Web page and app entries
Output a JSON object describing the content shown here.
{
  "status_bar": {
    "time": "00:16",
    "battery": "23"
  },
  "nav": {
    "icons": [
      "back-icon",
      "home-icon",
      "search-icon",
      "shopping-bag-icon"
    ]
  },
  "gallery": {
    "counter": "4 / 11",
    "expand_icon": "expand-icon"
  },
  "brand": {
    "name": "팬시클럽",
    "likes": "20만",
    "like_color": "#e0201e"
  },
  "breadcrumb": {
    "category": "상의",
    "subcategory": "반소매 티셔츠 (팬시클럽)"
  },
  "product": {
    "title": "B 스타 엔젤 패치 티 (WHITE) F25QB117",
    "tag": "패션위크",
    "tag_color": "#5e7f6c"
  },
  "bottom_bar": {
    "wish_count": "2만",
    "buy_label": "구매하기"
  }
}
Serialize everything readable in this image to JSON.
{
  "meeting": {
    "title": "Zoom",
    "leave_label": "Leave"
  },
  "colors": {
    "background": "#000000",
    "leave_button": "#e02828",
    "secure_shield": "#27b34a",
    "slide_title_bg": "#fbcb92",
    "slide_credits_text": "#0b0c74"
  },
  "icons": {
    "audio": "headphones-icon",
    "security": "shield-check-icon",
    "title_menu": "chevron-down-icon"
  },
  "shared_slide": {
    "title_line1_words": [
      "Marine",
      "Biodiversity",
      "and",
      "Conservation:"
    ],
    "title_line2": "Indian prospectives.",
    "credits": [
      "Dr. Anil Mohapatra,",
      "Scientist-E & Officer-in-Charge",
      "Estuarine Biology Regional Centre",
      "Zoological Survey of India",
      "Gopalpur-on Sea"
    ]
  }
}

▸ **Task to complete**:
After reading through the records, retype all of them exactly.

▸ **Task answer**:
Output a JSON object describing the content shown here.
{
  "status_bar": {
    "time": "00:16",
    "battery": "23"
  },
  "nav": {
    "icons": [
      "back-icon",
      "home-icon",
      "search-icon",
      "shopping-bag-icon"
    ]
  },
  "gallery": {
    "counter": "4 / 11",
    "expand_icon": "expand-icon"
  },
  "brand": {
    "name": "팬시클럽",
    "likes": "20만",
    "like_color": "#e0201e"
  },
  "breadcrumb": {
    "category": "상의",
    "subcategory": "반소매 티셔츠 (팬시클럽)"
  },
  "product": {
    "title": "B 스타 엔젤 패치 티 (WHITE) F25QB117",
    "tag": "패션위크",
    "tag_color": "#5e7f6c"
  },
  "bottom_bar": {
    "wish_count": "2만",
    "buy_label": "구매하기"
  }
}
Serialize everything readable in this image to JSON.
{
  "meeting": {
    "title": "Zoom",
    "leave_label": "Leave"
  },
  "colors": {
    "background": "#000000",
    "leave_button": "#e02828",
    "secure_shield": "#27b34a",
    "slide_title_bg": "#fbcb92",
    "slide_credits_text": "#0b0c74"
  },
  "icons": {
    "audio": "headphones-icon",
    "security": "shield-check-icon",
    "title_menu": "chevron-down-icon"
  },
  "shared_slide": {
    "title_line1_words": [
      "Marine",
      "Biodiversity",
      "and",
      "Conservation:"
    ],
    "title_line2": "Indian prospectives.",
    "credits": [
      "Dr. Anil Mohapatra,",
      "Scientist-E & Officer-in-Charge",
      "Estuarine Biology Regional Centre",
      "Zoological Survey of India",
      "Gopalpur-on Sea"
    ]
  }
}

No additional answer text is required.